=== AIM OF THE EXERCISE ===
When you restate the records, do so word for word and omit any picture they contain.
** RECORDS FOR THE EXERCISE follows **
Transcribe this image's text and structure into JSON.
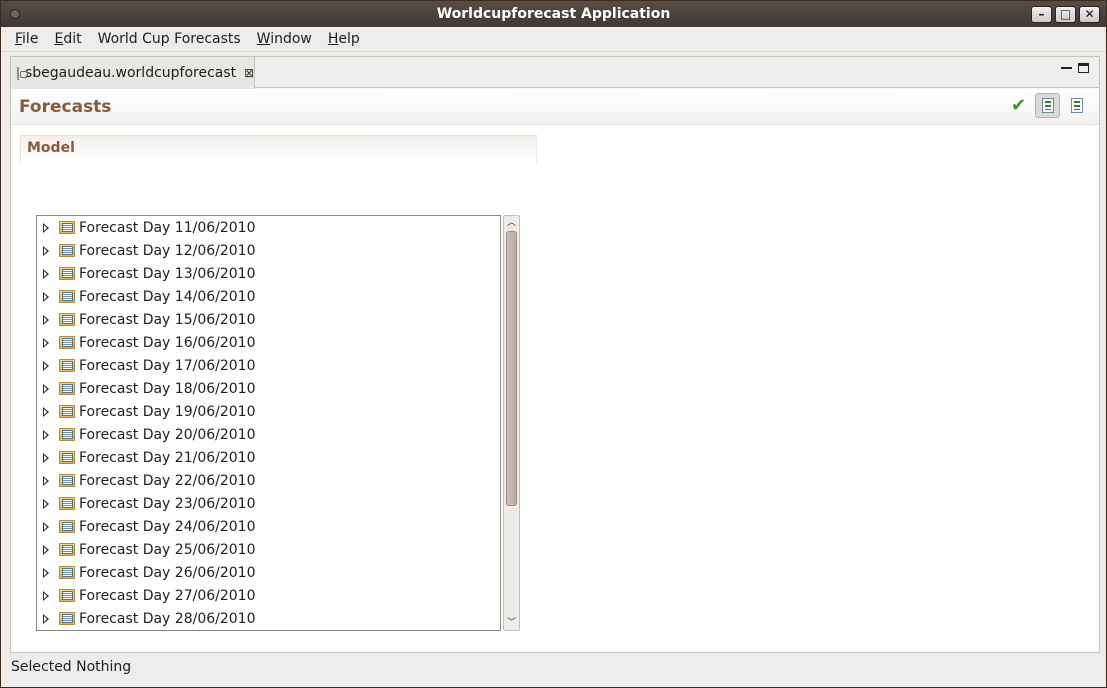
{
  "window": {
    "title": "Worldcupforecast Application",
    "controls": [
      "minimize-icon",
      "maximize-icon",
      "close-icon"
    ]
  },
  "menubar": {
    "items": [
      {
        "label": "File",
        "mnemonic": "F"
      },
      {
        "label": "Edit",
        "mnemonic": "E"
      },
      {
        "label": "World Cup Forecasts",
        "mnemonic": ""
      },
      {
        "label": "Window",
        "mnemonic": "W"
      },
      {
        "label": "Help",
        "mnemonic": "H"
      }
    ]
  },
  "editor": {
    "tab_label": "sbegaudeau.worldcupforecast",
    "tab_close": "⊠"
  },
  "form": {
    "title": "Forecasts",
    "actions": [
      "validate-check-icon",
      "tree-view-icon",
      "list-view-icon"
    ],
    "section_title": "Model",
    "tree_items": [
      "Forecast Day 11/06/2010",
      "Forecast Day 12/06/2010",
      "Forecast Day 13/06/2010",
      "Forecast Day 14/06/2010",
      "Forecast Day 15/06/2010",
      "Forecast Day 16/06/2010",
      "Forecast Day 17/06/2010",
      "Forecast Day 18/06/2010",
      "Forecast Day 19/06/2010",
      "Forecast Day 20/06/2010",
      "Forecast Day 21/06/2010",
      "Forecast Day 22/06/2010",
      "Forecast Day 23/06/2010",
      "Forecast Day 24/06/2010",
      "Forecast Day 25/06/2010",
      "Forecast Day 26/06/2010",
      "Forecast Day 27/06/2010",
      "Forecast Day 28/06/2010"
    ]
  },
  "status": {
    "text": "Selected Nothing"
  },
  "colors": {
    "title_bar": "#3f3934",
    "form_title": "#8b5a3c",
    "accent_check": "#3a9a1a"
  }
}
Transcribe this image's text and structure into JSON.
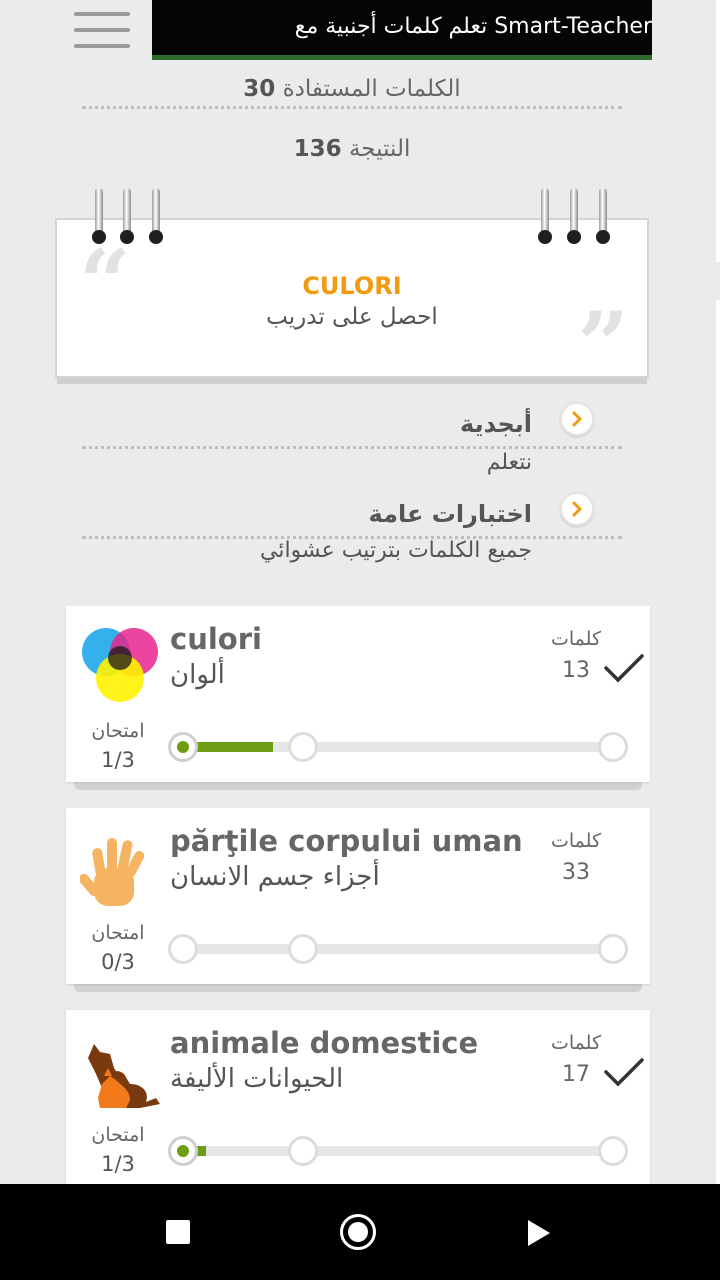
{
  "header": {
    "banner_text": "تعلم كلمات أجنبية مع Smart-Teacher",
    "learned_words_label": "الكلمات المستفادة",
    "learned_words_value": "30",
    "score_label": "النتيجة",
    "score_value": "136"
  },
  "note": {
    "title": "CULORI",
    "subtitle": "احصل على تدريب"
  },
  "menu": [
    {
      "title": "أبجدية",
      "subtitle": "نتعلم"
    },
    {
      "title": "اختبارات عامة",
      "subtitle": "جميع الكلمات بترتيب عشوائي"
    }
  ],
  "categories": [
    {
      "name": "culori",
      "translation": "ألوان",
      "words_label": "كلمات",
      "words_count": "13",
      "exam_label": "امتحان",
      "exam_progress": "1/3",
      "completed": true,
      "progress_fraction": 0.33,
      "icon": "color-wheel-icon"
    },
    {
      "name": "părţile corpului uman",
      "translation": "أجزاء جسم الانسان",
      "words_label": "كلمات",
      "words_count": "33",
      "exam_label": "امتحان",
      "exam_progress": "0/3",
      "completed": false,
      "progress_fraction": 0,
      "icon": "hand-icon"
    },
    {
      "name": "animale domestice",
      "translation": "الحيوانات الأليفة",
      "words_label": "كلمات",
      "words_count": "17",
      "exam_label": "امتحان",
      "exam_progress": "1/3",
      "completed": true,
      "progress_fraction": 0.05,
      "icon": "dog-cat-icon"
    }
  ],
  "colors": {
    "accent": "#f29a12",
    "progress": "#6d9d12"
  }
}
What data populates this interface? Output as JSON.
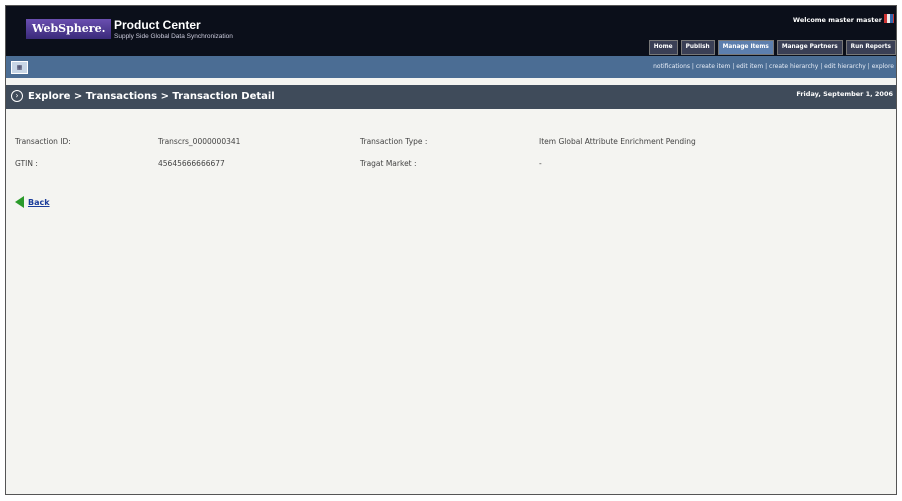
{
  "header": {
    "brand": "WebSphere.",
    "product_title": "Product Center",
    "product_subtitle": "Supply Side Global Data Synchronization",
    "welcome": "Welcome  master master",
    "tabs": [
      {
        "label": "Home",
        "active": false
      },
      {
        "label": "Publish",
        "active": false
      },
      {
        "label": "Manage Items",
        "active": true
      },
      {
        "label": "Manage Partners",
        "active": false
      },
      {
        "label": "Run Reports",
        "active": false
      }
    ]
  },
  "subnav": {
    "icon": "grid-icon",
    "links": [
      "notifications",
      "create item",
      "edit item",
      "create hierarchy",
      "edit hierarchy",
      "explore"
    ]
  },
  "breadcrumb": {
    "text": "Explore > Transactions > Transaction Detail",
    "date": "Friday, September 1, 2006"
  },
  "details": {
    "transaction_id_label": "Transaction ID:",
    "transaction_id_value": "Transcrs_0000000341",
    "transaction_type_label": "Transaction Type :",
    "transaction_type_value": "Item Global Attribute Enrichment Pending",
    "gtin_label": "GTIN :",
    "gtin_value": "45645666666677",
    "target_market_label": "Tragat Market :",
    "target_market_value": "-"
  },
  "back": {
    "label": "Back"
  },
  "colors": {
    "header_bg": "#0b0f1a",
    "subnav_bg": "#4b6d94",
    "crumb_bg": "#3f4b5a",
    "page_bg": "#f4f4f1",
    "back_arrow": "#2a9a2a"
  }
}
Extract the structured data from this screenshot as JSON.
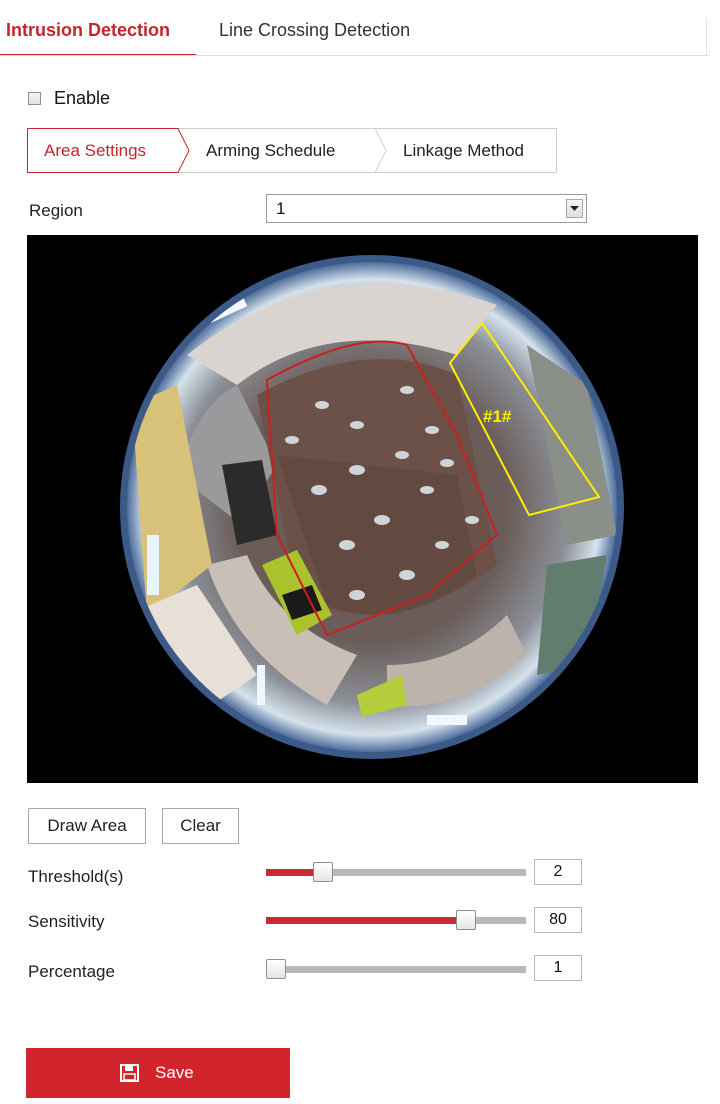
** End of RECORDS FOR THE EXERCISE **
=== RESULT OF THIS TASK ===
Transcribe this image's text and structure into JSON.
{
  "window": {
    "title": "Worldcupforecast Application",
    "controls": [
      "minimize-icon",
      "maximize-icon",
      "close-icon"
    ]
  },
  "menubar": {
    "items": [
      {
        "label": "File",
        "mnemonic": "F"
      },
      {
        "label": "Edit",
        "mnemonic": "E"
      },
      {
        "label": "World Cup Forecasts",
        "mnemonic": ""
      },
      {
        "label": "Window",
        "mnemonic": "W"
      },
      {
        "label": "Help",
        "mnemonic": "H"
      }
    ]
  },
  "editor": {
    "tab_label": "sbegaudeau.worldcupforecast",
    "tab_close": "⊠"
  },
  "form": {
    "title": "Forecasts",
    "actions": [
      "validate-check-icon",
      "tree-view-icon",
      "list-view-icon"
    ],
    "section_title": "Model",
    "tree_items": [
      "Forecast Day 11/06/2010",
      "Forecast Day 12/06/2010",
      "Forecast Day 13/06/2010",
      "Forecast Day 14/06/2010",
      "Forecast Day 15/06/2010",
      "Forecast Day 16/06/2010",
      "Forecast Day 17/06/2010",
      "Forecast Day 18/06/2010",
      "Forecast Day 19/06/2010",
      "Forecast Day 20/06/2010",
      "Forecast Day 21/06/2010",
      "Forecast Day 22/06/2010",
      "Forecast Day 23/06/2010",
      "Forecast Day 24/06/2010",
      "Forecast Day 25/06/2010",
      "Forecast Day 26/06/2010",
      "Forecast Day 27/06/2010",
      "Forecast Day 28/06/2010"
    ]
  },
  "status": {
    "text": "Selected Nothing"
  },
  "colors": {
    "title_bar": "#3f3934",
    "form_title": "#8b5a3c",
    "accent_check": "#3a9a1a"
  }
}
Transcribe this image's text and structure into JSON.
{
  "header": {
    "banner_text": "تعلم كلمات أجنبية مع Smart-Teacher",
    "learned_words_label": "الكلمات المستفادة",
    "learned_words_value": "30",
    "score_label": "النتيجة",
    "score_value": "136"
  },
  "note": {
    "title": "CULORI",
    "subtitle": "احصل على تدريب"
  },
  "menu": [
    {
      "title": "أبجدية",
      "subtitle": "نتعلم"
    },
    {
      "title": "اختبارات عامة",
      "subtitle": "جميع الكلمات بترتيب عشوائي"
    }
  ],
  "categories": [
    {
      "name": "culori",
      "translation": "ألوان",
      "words_label": "كلمات",
      "words_count": "13",
      "exam_label": "امتحان",
      "exam_progress": "1/3",
      "completed": true,
      "progress_fraction": 0.33,
      "icon": "color-wheel-icon"
    },
    {
      "name": "părţile corpului uman",
      "translation": "أجزاء جسم الانسان",
      "words_label": "كلمات",
      "words_count": "33",
      "exam_label": "امتحان",
      "exam_progress": "0/3",
      "completed": false,
      "progress_fraction": 0,
      "icon": "hand-icon"
    },
    {
      "name": "animale domestice",
      "translation": "الحيوانات الأليفة",
      "words_label": "كلمات",
      "words_count": "17",
      "exam_label": "امتحان",
      "exam_progress": "1/3",
      "completed": true,
      "progress_fraction": 0.05,
      "icon": "dog-cat-icon"
    }
  ],
  "colors": {
    "accent": "#f29a12",
    "progress": "#6d9d12"
  }
}
What data populates this interface? Output as JSON.
{
  "header": {
    "brand": "WebSphere.",
    "product_title": "Product Center",
    "product_subtitle": "Supply Side Global Data Synchronization",
    "welcome": "Welcome  master master",
    "tabs": [
      {
        "label": "Home",
        "active": false
      },
      {
        "label": "Publish",
        "active": false
      },
      {
        "label": "Manage Items",
        "active": true
      },
      {
        "label": "Manage Partners",
        "active": false
      },
      {
        "label": "Run Reports",
        "active": false
      }
    ]
  },
  "subnav": {
    "icon": "grid-icon",
    "links": [
      "notifications",
      "create item",
      "edit item",
      "create hierarchy",
      "edit hierarchy",
      "explore"
    ]
  },
  "breadcrumb": {
    "text": "Explore > Transactions > Transaction Detail",
    "date": "Friday, September 1, 2006"
  },
  "details": {
    "transaction_id_label": "Transaction ID:",
    "transaction_id_value": "Transcrs_0000000341",
    "transaction_type_label": "Transaction Type :",
    "transaction_type_value": "Item Global Attribute Enrichment Pending",
    "gtin_label": "GTIN :",
    "gtin_value": "45645666666677",
    "target_market_label": "Tragat Market :",
    "target_market_value": "-"
  },
  "back": {
    "label": "Back"
  },
  "colors": {
    "header_bg": "#0b0f1a",
    "subnav_bg": "#4b6d94",
    "crumb_bg": "#3f4b5a",
    "page_bg": "#f4f4f1",
    "back_arrow": "#2a9a2a"
  }
}
Extract the structured data from this screenshot as JSON.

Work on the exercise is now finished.